== PROBLEM TO SOLVE ==
Copy every entry precisely.

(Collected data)

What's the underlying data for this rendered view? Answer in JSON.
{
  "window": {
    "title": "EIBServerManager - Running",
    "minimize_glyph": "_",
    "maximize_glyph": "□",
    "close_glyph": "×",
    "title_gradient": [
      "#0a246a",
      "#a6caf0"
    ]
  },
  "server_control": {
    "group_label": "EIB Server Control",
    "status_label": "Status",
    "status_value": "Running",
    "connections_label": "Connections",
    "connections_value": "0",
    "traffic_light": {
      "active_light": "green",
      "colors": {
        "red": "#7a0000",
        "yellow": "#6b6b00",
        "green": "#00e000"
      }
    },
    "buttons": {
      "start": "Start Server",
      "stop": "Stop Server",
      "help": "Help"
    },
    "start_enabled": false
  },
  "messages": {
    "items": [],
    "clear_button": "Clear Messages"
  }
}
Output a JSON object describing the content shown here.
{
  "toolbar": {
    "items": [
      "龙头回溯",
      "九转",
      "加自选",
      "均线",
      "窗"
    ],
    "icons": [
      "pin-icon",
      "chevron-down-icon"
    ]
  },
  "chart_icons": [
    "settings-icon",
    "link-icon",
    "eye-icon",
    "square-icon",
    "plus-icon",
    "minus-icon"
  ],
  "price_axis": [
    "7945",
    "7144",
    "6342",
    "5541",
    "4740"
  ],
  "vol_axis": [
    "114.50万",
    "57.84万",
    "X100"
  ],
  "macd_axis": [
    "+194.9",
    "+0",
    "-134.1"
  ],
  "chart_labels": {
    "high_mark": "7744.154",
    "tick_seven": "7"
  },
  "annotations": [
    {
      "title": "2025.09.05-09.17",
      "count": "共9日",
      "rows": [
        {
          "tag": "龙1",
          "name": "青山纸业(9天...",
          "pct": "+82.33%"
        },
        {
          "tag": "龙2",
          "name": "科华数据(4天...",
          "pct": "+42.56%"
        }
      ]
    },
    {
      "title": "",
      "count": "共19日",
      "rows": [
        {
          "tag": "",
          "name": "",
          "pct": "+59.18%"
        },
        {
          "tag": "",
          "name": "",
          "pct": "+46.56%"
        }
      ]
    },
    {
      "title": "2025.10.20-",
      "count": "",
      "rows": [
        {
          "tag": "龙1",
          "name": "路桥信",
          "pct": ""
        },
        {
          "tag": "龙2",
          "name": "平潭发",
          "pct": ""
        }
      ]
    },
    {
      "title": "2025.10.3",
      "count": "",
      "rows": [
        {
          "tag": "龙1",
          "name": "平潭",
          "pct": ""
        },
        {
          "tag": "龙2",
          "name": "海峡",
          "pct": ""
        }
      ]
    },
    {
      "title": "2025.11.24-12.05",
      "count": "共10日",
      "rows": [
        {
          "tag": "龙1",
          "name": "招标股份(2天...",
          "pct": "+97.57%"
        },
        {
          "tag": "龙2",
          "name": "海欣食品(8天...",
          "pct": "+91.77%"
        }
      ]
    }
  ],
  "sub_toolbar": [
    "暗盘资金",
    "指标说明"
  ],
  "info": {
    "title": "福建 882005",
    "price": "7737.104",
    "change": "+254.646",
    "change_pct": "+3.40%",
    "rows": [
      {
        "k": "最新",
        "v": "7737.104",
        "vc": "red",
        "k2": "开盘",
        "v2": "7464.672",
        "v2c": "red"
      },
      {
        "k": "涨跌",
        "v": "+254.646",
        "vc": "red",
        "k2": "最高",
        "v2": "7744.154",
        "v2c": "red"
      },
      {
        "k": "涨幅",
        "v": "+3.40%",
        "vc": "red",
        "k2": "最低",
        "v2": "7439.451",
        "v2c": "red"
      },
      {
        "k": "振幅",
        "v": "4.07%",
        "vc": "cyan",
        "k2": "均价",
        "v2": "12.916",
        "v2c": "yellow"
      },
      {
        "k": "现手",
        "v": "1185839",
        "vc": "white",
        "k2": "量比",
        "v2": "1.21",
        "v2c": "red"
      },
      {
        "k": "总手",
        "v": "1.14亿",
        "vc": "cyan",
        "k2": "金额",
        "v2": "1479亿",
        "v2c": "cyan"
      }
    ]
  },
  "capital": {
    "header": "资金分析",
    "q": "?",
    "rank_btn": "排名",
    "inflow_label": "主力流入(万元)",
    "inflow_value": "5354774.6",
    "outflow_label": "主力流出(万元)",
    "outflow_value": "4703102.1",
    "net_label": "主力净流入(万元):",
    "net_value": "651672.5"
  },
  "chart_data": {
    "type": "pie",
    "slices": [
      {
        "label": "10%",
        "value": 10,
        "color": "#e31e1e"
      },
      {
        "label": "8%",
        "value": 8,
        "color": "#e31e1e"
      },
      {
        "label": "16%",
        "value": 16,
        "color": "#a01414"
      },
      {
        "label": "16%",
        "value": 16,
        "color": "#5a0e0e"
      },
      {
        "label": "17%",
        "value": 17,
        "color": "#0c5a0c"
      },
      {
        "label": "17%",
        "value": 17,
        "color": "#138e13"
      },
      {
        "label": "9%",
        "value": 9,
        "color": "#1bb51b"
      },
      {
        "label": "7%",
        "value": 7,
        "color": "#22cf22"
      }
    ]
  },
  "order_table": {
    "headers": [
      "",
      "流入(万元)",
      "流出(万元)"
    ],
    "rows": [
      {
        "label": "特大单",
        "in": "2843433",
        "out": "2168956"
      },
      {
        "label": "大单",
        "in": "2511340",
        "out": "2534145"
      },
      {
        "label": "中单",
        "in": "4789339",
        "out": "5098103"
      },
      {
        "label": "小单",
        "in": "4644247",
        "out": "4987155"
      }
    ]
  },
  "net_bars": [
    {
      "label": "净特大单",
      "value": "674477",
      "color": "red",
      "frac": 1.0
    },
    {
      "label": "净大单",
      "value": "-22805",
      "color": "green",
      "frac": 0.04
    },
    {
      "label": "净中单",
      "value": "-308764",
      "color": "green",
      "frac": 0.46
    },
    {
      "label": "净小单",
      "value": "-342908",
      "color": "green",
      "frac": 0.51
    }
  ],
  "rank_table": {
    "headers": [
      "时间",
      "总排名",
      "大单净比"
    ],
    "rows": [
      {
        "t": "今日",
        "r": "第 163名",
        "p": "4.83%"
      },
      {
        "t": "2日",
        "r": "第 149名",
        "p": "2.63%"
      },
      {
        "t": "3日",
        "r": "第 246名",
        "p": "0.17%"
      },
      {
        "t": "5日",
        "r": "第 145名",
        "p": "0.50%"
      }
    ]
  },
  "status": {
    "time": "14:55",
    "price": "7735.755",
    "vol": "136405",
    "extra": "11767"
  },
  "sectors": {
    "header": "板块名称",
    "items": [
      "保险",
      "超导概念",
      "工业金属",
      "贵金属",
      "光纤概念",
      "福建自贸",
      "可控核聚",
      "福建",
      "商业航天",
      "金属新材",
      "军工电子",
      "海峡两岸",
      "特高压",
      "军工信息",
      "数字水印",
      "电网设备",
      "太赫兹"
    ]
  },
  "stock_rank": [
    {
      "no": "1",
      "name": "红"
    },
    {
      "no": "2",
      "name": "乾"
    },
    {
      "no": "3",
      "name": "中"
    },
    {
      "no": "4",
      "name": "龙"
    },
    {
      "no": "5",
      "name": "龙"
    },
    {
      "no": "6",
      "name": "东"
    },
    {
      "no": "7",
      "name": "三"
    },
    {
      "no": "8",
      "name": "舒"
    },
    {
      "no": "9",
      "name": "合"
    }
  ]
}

== RESPONSE ==
What's the underlying data for this rendered view? Answer in JSON.
{
  "window": {
    "title": "EIBServerManager - Running",
    "minimize_glyph": "_",
    "maximize_glyph": "□",
    "close_glyph": "×",
    "title_gradient": [
      "#0a246a",
      "#a6caf0"
    ]
  },
  "server_control": {
    "group_label": "EIB Server Control",
    "status_label": "Status",
    "status_value": "Running",
    "connections_label": "Connections",
    "connections_value": "0",
    "traffic_light": {
      "active_light": "green",
      "colors": {
        "red": "#7a0000",
        "yellow": "#6b6b00",
        "green": "#00e000"
      }
    },
    "buttons": {
      "start": "Start Server",
      "stop": "Stop Server",
      "help": "Help"
    },
    "start_enabled": false
  },
  "messages": {
    "items": [],
    "clear_button": "Clear Messages"
  }
}
Output a JSON object describing the content shown here.
{
  "toolbar": {
    "items": [
      "龙头回溯",
      "九转",
      "加自选",
      "均线",
      "窗"
    ],
    "icons": [
      "pin-icon",
      "chevron-down-icon"
    ]
  },
  "chart_icons": [
    "settings-icon",
    "link-icon",
    "eye-icon",
    "square-icon",
    "plus-icon",
    "minus-icon"
  ],
  "price_axis": [
    "7945",
    "7144",
    "6342",
    "5541",
    "4740"
  ],
  "vol_axis": [
    "114.50万",
    "57.84万",
    "X100"
  ],
  "macd_axis": [
    "+194.9",
    "+0",
    "-134.1"
  ],
  "chart_labels": {
    "high_mark": "7744.154",
    "tick_seven": "7"
  },
  "annotations": [
    {
      "title": "2025.09.05-09.17",
      "count": "共9日",
      "rows": [
        {
          "tag": "龙1",
          "name": "青山纸业(9天...",
          "pct": "+82.33%"
        },
        {
          "tag": "龙2",
          "name": "科华数据(4天...",
          "pct": "+42.56%"
        }
      ]
    },
    {
      "title": "",
      "count": "共19日",
      "rows": [
        {
          "tag": "",
          "name": "",
          "pct": "+59.18%"
        },
        {
          "tag": "",
          "name": "",
          "pct": "+46.56%"
        }
      ]
    },
    {
      "title": "2025.10.20-",
      "count": "",
      "rows": [
        {
          "tag": "龙1",
          "name": "路桥信",
          "pct": ""
        },
        {
          "tag": "龙2",
          "name": "平潭发",
          "pct": ""
        }
      ]
    },
    {
      "title": "2025.10.3",
      "count": "",
      "rows": [
        {
          "tag": "龙1",
          "name": "平潭",
          "pct": ""
        },
        {
          "tag": "龙2",
          "name": "海峡",
          "pct": ""
        }
      ]
    },
    {
      "title": "2025.11.24-12.05",
      "count": "共10日",
      "rows": [
        {
          "tag": "龙1",
          "name": "招标股份(2天...",
          "pct": "+97.57%"
        },
        {
          "tag": "龙2",
          "name": "海欣食品(8天...",
          "pct": "+91.77%"
        }
      ]
    }
  ],
  "sub_toolbar": [
    "暗盘资金",
    "指标说明"
  ],
  "info": {
    "title": "福建 882005",
    "price": "7737.104",
    "change": "+254.646",
    "change_pct": "+3.40%",
    "rows": [
      {
        "k": "最新",
        "v": "7737.104",
        "vc": "red",
        "k2": "开盘",
        "v2": "7464.672",
        "v2c": "red"
      },
      {
        "k": "涨跌",
        "v": "+254.646",
        "vc": "red",
        "k2": "最高",
        "v2": "7744.154",
        "v2c": "red"
      },
      {
        "k": "涨幅",
        "v": "+3.40%",
        "vc": "red",
        "k2": "最低",
        "v2": "7439.451",
        "v2c": "red"
      },
      {
        "k": "振幅",
        "v": "4.07%",
        "vc": "cyan",
        "k2": "均价",
        "v2": "12.916",
        "v2c": "yellow"
      },
      {
        "k": "现手",
        "v": "1185839",
        "vc": "white",
        "k2": "量比",
        "v2": "1.21",
        "v2c": "red"
      },
      {
        "k": "总手",
        "v": "1.14亿",
        "vc": "cyan",
        "k2": "金额",
        "v2": "1479亿",
        "v2c": "cyan"
      }
    ]
  },
  "capital": {
    "header": "资金分析",
    "q": "?",
    "rank_btn": "排名",
    "inflow_label": "主力流入(万元)",
    "inflow_value": "5354774.6",
    "outflow_label": "主力流出(万元)",
    "outflow_value": "4703102.1",
    "net_label": "主力净流入(万元):",
    "net_value": "651672.5"
  },
  "chart_data": {
    "type": "pie",
    "slices": [
      {
        "label": "10%",
        "value": 10,
        "color": "#e31e1e"
      },
      {
        "label": "8%",
        "value": 8,
        "color": "#e31e1e"
      },
      {
        "label": "16%",
        "value": 16,
        "color": "#a01414"
      },
      {
        "label": "16%",
        "value": 16,
        "color": "#5a0e0e"
      },
      {
        "label": "17%",
        "value": 17,
        "color": "#0c5a0c"
      },
      {
        "label": "17%",
        "value": 17,
        "color": "#138e13"
      },
      {
        "label": "9%",
        "value": 9,
        "color": "#1bb51b"
      },
      {
        "label": "7%",
        "value": 7,
        "color": "#22cf22"
      }
    ]
  },
  "order_table": {
    "headers": [
      "",
      "流入(万元)",
      "流出(万元)"
    ],
    "rows": [
      {
        "label": "特大单",
        "in": "2843433",
        "out": "2168956"
      },
      {
        "label": "大单",
        "in": "2511340",
        "out": "2534145"
      },
      {
        "label": "中单",
        "in": "4789339",
        "out": "5098103"
      },
      {
        "label": "小单",
        "in": "4644247",
        "out": "4987155"
      }
    ]
  },
  "net_bars": [
    {
      "label": "净特大单",
      "value": "674477",
      "color": "red",
      "frac": 1.0
    },
    {
      "label": "净大单",
      "value": "-22805",
      "color": "green",
      "frac": 0.04
    },
    {
      "label": "净中单",
      "value": "-308764",
      "color": "green",
      "frac": 0.46
    },
    {
      "label": "净小单",
      "value": "-342908",
      "color": "green",
      "frac": 0.51
    }
  ],
  "rank_table": {
    "headers": [
      "时间",
      "总排名",
      "大单净比"
    ],
    "rows": [
      {
        "t": "今日",
        "r": "第 163名",
        "p": "4.83%"
      },
      {
        "t": "2日",
        "r": "第 149名",
        "p": "2.63%"
      },
      {
        "t": "3日",
        "r": "第 246名",
        "p": "0.17%"
      },
      {
        "t": "5日",
        "r": "第 145名",
        "p": "0.50%"
      }
    ]
  },
  "status": {
    "time": "14:55",
    "price": "7735.755",
    "vol": "136405",
    "extra": "11767"
  },
  "sectors": {
    "header": "板块名称",
    "items": [
      "保险",
      "超导概念",
      "工业金属",
      "贵金属",
      "光纤概念",
      "福建自贸",
      "可控核聚",
      "福建",
      "商业航天",
      "金属新材",
      "军工电子",
      "海峡两岸",
      "特高压",
      "军工信息",
      "数字水印",
      "电网设备",
      "太赫兹"
    ]
  },
  "stock_rank": [
    {
      "no": "1",
      "name": "红"
    },
    {
      "no": "2",
      "name": "乾"
    },
    {
      "no": "3",
      "name": "中"
    },
    {
      "no": "4",
      "name": "龙"
    },
    {
      "no": "5",
      "name": "龙"
    },
    {
      "no": "6",
      "name": "东"
    },
    {
      "no": "7",
      "name": "三"
    },
    {
      "no": "8",
      "name": "舒"
    },
    {
      "no": "9",
      "name": "合"
    }
  ]
}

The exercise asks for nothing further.